All politics aside, if firms like MTS can find their footing, the market should rebound. If so, it's probably a good idea to tune in and see how things are going when MTS reports Q3 earnings tomorrow morning.

What analysts say:

  • Buy, sell, or waffle? Eighteen analysts follow MTS, with 17 rating it a buy, versus just one hold.
  • Revenue. On average, they expect to see sales rise 24% to $2.76 billion.  
  • Earnings. Yet profits are predicted to drop 16% to $1.38 per American Depositary Receipt. (Note that each ADR represents five shares of Russian common stock.)

What management says:
The biggest news of the quarter, one suspects, was October's rather ambiguous announcement of an impending alliance between MTS and its U.K. counterpart Vodafone (NYSE:VOD). Precisely how the two firms aim to cooperate, and what's really in it for MTS, remain mysteries, although this probably is not good news for MTS rival VimpelCom (NYSE:VIP). At least Vodafone's interests are clear. Judging from the numbers above, analysts still think of Russia as "growth story incarnate." You can't blame Vodafone for wanting a piece of that action.
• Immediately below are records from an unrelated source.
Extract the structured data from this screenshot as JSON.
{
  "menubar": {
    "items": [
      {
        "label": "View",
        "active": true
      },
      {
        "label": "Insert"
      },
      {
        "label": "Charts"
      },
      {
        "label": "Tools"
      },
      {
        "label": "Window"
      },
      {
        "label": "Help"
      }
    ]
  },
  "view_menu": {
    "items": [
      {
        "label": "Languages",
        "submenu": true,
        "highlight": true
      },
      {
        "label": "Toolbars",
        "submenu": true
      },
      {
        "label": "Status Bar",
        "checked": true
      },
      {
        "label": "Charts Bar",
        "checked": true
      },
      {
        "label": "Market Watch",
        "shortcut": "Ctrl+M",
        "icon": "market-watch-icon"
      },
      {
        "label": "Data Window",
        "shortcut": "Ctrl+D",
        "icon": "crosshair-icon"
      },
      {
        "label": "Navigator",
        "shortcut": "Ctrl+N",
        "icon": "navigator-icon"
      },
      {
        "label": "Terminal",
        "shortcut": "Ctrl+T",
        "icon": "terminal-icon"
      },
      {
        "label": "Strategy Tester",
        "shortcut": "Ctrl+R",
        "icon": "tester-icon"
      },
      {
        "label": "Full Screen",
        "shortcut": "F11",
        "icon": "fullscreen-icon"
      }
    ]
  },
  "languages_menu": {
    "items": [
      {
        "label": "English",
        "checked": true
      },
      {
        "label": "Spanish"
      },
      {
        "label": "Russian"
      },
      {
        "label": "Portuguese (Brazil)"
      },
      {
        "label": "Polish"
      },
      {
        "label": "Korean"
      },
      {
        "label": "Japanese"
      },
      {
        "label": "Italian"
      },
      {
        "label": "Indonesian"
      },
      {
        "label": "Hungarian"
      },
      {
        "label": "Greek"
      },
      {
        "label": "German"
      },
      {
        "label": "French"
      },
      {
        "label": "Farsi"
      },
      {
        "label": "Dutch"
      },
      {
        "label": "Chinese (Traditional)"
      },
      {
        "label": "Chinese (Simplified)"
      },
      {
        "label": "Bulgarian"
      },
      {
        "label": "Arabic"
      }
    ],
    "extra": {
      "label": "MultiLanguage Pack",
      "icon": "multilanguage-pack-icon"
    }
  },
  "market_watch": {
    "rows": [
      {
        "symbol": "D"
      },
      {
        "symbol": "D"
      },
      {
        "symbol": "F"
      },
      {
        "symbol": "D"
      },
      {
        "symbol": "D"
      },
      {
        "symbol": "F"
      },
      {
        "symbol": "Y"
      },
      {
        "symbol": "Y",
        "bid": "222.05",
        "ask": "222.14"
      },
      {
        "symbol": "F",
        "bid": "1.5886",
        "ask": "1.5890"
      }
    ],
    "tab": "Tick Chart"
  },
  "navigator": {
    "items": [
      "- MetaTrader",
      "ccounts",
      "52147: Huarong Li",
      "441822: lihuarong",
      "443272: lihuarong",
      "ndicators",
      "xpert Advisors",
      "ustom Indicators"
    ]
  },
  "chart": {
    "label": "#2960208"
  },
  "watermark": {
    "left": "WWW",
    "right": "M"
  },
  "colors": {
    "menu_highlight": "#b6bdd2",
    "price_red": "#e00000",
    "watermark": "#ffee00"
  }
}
What management does:
It's also worth pointing out that although MTS "missed estimates" in the past, this does not mean the company did poorly. Yes, gross and operating margins are on the decline, but the (literal) bottom line here is that net profitability is holding up quite nicely.

Margins

3/07

6/07

9/07

12/07

3/08

6/08

Gross

77.5%

77.6%

77.3%

75.4%

76.8%

75.2%

Operating

35.1%

35.9%

35.4%

33.2%

32%

31.5%

Net

22.1%

21.2%

22.3%

25.1%

25.1%

24.9%

All data courtesy of Capital IQ, a division of Standard & Poor's. Data reflects trailing-12-month performance for the quarters ended in the named months.

One Fool says:
To tell the truth, the more I look at MTS, the more I think that the problem with Russia's stock market isn't its companies at all -- or at least, not MTS. In fact, I actually think Vodafone is getting in bed with a very strong partner.

Consider that over the past 12 months, MTS has generated strong operating cash flow -- and more than $2 billion in free cash flow, after you deduct capital spending from that metric. Its finances are so secure that, in the midst of a global credit crisis, MTS has been able to float three 10-billion-ruble debt offerings over the past four months.

To put that in perspective, RUR 30 billion is about $1.1 billion -- or 10% of MTS's own market cap. Bankers don't hand out that kind of money to just anyone in this kind of market. They only loan that much loot to winners -- and that's just what MTS is.

For more on MTS, ring up:

Fool contributor Rich Smith does not own shares of any company named above. Why do we tell you this? Because The Motley Fool has a disclosure policy.